Natalie Phillips, PhD
Overview: My general area of research is cognitive aging and adult human neuropsychology, with an emphasis on integrating behavioural and electrophysiological (event-related brain potentials, ERP) measures of brain function in aging and neurological populations. Current research areas include: 1) identifying patients with mild cognitive impairment (who are at risk for developing Alzheimer's disease) by studying neuropsychological, electrophysiological, and anatomical measures of language and executive function; 2) studying interactions between working memory and language function; 3) audio-visual speech perception in younger and older adults and patients with dementia; and 4) bilingual language processing. (Funding by NSERC, CIHR, Alzheimer Society of Canada).
PhD, U. Of California, San Diego
Simon's research is focused on the areas of science and technology studies, critical post-humanism and everyday technocultures with specific interests in digital culture, games and virtual worlds, and simulation, surveillance and social control.

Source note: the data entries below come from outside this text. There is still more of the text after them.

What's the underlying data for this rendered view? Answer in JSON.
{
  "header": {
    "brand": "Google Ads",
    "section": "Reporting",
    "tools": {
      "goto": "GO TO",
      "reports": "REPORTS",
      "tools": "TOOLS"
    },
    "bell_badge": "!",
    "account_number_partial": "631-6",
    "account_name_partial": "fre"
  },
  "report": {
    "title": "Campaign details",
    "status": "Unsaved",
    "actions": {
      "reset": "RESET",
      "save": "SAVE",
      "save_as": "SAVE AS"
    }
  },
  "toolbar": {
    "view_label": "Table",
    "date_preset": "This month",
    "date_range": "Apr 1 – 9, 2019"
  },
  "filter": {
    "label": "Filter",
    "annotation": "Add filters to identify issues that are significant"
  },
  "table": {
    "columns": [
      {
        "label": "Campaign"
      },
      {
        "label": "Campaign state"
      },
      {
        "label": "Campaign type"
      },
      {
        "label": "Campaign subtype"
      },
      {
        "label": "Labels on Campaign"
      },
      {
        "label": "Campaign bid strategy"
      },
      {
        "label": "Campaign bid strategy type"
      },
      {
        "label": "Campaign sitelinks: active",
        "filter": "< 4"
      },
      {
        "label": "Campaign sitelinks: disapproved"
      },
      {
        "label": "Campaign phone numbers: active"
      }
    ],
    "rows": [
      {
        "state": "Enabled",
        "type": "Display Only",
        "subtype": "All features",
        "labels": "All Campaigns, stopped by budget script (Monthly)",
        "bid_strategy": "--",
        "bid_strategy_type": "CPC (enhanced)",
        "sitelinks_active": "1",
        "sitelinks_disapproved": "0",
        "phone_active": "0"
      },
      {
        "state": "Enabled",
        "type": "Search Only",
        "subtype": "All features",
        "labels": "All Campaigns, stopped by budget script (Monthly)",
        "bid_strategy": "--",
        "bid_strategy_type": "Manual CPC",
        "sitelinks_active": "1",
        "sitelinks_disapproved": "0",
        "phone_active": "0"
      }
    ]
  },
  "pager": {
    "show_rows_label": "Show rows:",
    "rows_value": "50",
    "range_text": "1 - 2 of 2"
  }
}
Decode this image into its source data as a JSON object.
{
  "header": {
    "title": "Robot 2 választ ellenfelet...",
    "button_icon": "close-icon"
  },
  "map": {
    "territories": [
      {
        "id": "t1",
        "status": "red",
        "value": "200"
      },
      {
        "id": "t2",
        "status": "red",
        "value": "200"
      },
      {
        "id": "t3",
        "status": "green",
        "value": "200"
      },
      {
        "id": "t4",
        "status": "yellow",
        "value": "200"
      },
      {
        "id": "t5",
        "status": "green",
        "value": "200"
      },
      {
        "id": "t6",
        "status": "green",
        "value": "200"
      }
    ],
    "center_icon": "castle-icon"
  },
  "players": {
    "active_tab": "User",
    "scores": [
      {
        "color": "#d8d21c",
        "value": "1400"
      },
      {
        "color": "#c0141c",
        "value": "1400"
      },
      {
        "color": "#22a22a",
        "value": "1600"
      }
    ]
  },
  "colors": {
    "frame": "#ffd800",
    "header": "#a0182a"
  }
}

In 2004, Simon launched the Montreal GameCODE project, a Concordia-based research initiative to examine the cultural impact of digital games. In 2009 he became the director of a new broader cross-faculty research initiative in Technoculture, Art and Games (TAG).
His recent publications include ‘Geek Chic: Machine Aesthetics, Digital Gaming, and the Cultural Politics of the Case Mod’, ‘Never Playing Alone: The Social Contextures of Digital Gaming’ and ‘Beyond Cyberspatial Flaneurie: On the Analytic Potential of Living with Digital Games’.